So, the perspective goes like this, from my point of view: You secular or modernist Buddhists don't have the REAL, original teachings of the Buddha on "meditation," but I (insert contemporary teacher's name) do and will teach it to you.
Secular Buddhists absolutely do not
have the real, original teachings of the Buddha! I have no quarrel with them, honestly, but those who reject rebirth are in fact rejecting a teaching of the Buddha that cannot be cast into historical invalidity without inviting scholarly anarchy regarding the true message of the Pali Canon. If you reject rebirth, or claim that it was not taught by the Buddha, then you are in fact rejecting a core part of the original teachings - and you're free to do that, but please do acknowledge it.
But first, you have to believe in rebirth so when you have questions about progress variance, I can easily dismiss your inquiries and over-simplistically tell you that it depends on the work you've done in previous lives.

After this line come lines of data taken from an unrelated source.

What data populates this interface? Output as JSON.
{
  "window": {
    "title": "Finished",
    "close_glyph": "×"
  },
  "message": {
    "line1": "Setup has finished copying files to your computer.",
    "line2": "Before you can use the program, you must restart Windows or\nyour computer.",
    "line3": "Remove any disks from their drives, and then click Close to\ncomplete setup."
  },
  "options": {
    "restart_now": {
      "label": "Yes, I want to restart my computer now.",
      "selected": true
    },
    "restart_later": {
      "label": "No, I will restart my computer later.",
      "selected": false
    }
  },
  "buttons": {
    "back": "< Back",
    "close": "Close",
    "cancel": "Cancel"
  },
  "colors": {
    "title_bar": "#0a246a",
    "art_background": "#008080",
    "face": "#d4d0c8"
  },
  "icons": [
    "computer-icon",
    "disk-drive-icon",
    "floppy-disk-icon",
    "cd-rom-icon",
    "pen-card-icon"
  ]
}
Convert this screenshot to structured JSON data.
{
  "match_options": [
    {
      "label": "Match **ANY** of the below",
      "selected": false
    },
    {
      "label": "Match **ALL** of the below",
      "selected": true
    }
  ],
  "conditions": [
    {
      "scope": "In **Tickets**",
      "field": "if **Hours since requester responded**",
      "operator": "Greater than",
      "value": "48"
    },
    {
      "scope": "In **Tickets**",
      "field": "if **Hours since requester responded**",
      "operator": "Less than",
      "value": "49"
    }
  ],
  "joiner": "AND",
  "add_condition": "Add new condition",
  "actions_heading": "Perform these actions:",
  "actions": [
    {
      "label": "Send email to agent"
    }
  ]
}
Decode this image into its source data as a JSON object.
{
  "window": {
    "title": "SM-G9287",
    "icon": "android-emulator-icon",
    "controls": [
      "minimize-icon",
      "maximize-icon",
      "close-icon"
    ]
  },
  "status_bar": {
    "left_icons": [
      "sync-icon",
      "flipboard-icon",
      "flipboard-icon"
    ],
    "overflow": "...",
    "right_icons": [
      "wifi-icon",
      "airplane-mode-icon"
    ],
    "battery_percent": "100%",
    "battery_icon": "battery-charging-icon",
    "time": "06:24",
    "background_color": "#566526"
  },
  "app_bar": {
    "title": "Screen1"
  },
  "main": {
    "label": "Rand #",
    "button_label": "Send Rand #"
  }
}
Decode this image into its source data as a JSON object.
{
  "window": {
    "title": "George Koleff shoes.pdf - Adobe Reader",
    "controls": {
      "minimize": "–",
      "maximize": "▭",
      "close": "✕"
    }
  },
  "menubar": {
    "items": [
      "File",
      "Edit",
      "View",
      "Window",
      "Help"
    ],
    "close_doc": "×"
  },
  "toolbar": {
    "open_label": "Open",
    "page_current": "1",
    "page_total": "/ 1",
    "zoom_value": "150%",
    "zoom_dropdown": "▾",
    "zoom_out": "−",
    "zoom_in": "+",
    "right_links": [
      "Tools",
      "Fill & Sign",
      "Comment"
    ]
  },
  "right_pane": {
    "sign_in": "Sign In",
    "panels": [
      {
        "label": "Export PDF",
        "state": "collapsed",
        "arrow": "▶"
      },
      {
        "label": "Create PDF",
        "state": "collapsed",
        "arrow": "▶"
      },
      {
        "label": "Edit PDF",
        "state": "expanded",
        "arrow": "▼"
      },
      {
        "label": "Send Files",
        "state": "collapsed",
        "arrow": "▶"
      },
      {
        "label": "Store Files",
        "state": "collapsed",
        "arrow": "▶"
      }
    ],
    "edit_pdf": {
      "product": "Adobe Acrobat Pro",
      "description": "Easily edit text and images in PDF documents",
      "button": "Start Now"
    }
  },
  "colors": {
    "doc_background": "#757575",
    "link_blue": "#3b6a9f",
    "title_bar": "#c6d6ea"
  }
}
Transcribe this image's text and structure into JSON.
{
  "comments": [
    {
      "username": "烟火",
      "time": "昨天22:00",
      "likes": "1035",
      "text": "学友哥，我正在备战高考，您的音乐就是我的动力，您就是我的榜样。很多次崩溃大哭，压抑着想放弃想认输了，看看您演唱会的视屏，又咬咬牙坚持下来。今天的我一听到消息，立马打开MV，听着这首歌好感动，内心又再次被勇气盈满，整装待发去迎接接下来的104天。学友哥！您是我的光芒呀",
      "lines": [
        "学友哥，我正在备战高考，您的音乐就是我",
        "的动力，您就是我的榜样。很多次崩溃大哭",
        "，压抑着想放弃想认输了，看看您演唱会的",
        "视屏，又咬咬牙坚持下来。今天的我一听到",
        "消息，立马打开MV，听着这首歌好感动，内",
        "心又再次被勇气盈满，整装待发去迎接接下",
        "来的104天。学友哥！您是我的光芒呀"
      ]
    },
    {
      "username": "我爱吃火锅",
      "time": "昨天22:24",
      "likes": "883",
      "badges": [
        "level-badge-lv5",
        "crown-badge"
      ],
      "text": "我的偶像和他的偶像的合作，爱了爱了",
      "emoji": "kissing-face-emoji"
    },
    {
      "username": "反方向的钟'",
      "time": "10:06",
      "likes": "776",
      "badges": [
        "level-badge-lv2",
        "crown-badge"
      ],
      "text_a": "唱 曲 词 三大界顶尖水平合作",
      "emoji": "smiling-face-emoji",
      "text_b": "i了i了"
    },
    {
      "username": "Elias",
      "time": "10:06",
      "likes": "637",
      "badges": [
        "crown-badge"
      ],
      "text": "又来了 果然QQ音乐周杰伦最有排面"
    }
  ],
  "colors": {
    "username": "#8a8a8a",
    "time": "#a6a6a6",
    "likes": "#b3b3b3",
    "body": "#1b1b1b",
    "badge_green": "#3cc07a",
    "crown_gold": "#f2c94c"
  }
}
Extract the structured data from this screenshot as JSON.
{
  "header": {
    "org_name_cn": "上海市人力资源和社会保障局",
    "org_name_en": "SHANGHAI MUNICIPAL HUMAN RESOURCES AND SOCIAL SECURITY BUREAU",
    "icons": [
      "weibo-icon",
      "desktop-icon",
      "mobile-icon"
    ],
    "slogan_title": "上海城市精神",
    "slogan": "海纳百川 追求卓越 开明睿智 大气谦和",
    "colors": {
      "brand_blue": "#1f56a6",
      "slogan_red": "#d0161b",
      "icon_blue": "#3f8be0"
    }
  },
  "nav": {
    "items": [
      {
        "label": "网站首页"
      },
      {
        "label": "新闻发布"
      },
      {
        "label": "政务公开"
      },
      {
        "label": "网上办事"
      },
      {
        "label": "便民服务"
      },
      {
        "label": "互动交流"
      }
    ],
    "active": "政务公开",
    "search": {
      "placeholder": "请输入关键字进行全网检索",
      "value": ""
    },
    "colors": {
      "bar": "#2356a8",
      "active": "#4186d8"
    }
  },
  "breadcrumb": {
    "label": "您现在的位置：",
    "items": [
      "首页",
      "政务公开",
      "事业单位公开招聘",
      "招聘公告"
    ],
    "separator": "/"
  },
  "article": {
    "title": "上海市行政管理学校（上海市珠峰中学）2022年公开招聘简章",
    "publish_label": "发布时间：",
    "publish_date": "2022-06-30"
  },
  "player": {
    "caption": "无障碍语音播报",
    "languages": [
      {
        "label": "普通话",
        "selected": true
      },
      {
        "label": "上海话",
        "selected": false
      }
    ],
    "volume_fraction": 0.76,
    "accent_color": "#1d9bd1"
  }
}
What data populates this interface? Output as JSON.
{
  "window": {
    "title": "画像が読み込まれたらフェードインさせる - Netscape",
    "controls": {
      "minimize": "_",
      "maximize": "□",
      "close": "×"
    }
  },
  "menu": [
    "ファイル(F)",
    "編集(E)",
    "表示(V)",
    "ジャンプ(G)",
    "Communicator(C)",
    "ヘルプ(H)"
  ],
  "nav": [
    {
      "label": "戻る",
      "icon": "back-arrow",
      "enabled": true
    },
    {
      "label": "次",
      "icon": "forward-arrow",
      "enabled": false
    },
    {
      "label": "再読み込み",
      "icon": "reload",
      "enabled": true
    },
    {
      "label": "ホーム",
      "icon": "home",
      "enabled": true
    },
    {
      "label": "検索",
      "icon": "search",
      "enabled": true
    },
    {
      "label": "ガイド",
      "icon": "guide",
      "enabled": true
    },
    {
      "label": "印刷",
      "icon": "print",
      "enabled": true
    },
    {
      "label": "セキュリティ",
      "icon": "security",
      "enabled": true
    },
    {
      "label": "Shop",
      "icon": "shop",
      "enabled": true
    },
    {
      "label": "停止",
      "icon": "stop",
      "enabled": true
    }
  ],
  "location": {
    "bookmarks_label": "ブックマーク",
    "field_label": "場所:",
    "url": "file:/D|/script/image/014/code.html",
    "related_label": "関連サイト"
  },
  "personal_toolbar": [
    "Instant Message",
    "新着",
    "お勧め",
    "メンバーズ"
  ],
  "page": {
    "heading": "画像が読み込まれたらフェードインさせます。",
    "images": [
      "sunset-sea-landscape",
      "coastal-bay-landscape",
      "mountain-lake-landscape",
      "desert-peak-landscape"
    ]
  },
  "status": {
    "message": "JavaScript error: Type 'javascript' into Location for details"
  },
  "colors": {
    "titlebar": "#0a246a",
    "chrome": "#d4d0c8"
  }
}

I have not been a Buddhist for more than about four years, but in those four years, during which time I have made contact with many different monks and teachers, I have never heard anyone, lay or ordained, make a claim like this to me or anyone else. This is a strawman.
However, to say, in effect, "I teach only original Buddhist meditation and in order to do it right you have to beleive in rebirth," seems not only provincialistic but also exclusionary. It also implies that some degree of BLIND FAITH is required to progress on The Path, something even the Buddha never demanded.
To say that you must have a general ideological and philosophical alignment with the founder of a spiritual practice in order to get the most out of that practice is not provincialist, any more than it would be provincialist to say that one who is studying biology must believe in the second law of thermodynamics.
And as for "faith," I think a much better word would be "confidence." To quote the Kalama sutta, one twisted and abused by many the secular Buddhist:
Now, Kalamas, don't go by reports, by legends, by traditions, by scripture, by logical conjecture, by inference, by analogies, by agreement through pondering views, by probability, or by the thought, 'This contemplative is our teacher.' When you know for yourselves that, 'These qualities are skillful; these qualities are blameless; these qualities are praised by the wise; these qualities, when adopted & carried out, lead to welfare & to happiness' — then you should enter & remain in them.
Rebirth, as a doctrine, is one that invites confidence not because of tradition, scripture, or legend, or
because of logical conjecture or probability. Rebirth is a framework which should be adopted because it is praised by the wise and conducive to practice - and it is conducive to practice! I do not doubt that many who do not accept rebirth, yourself included, have strong and worthwhile practices; it cannot be denied, however, that transmigration, both as a moral and causal framework and as a fact of nature, plays an integral part in the Buddhist worldview as well as in the "ought" statement we make about meditation being necessary.
So while I disagree with you that Pesala, and other strict and meditation-focused teachers are truly yoking vipassana to rebirth, I even more strongly disagree with the idea that they would be wrong to do so!
Gain and loss, status and disgrace,
censure and praise, pleasure and pain:
these conditions among human beings are inconstant,
impermanent, subject to change.
Knowing this, the wise person, mindful,
ponders these changing conditions.
Desirable things don’t charm the mind,
undesirable ones bring no resistance.
His welcoming and rebelling are scattered,
gone to their end,
do not exist.
- Lokavipatti Sutta
Stuff I write about things.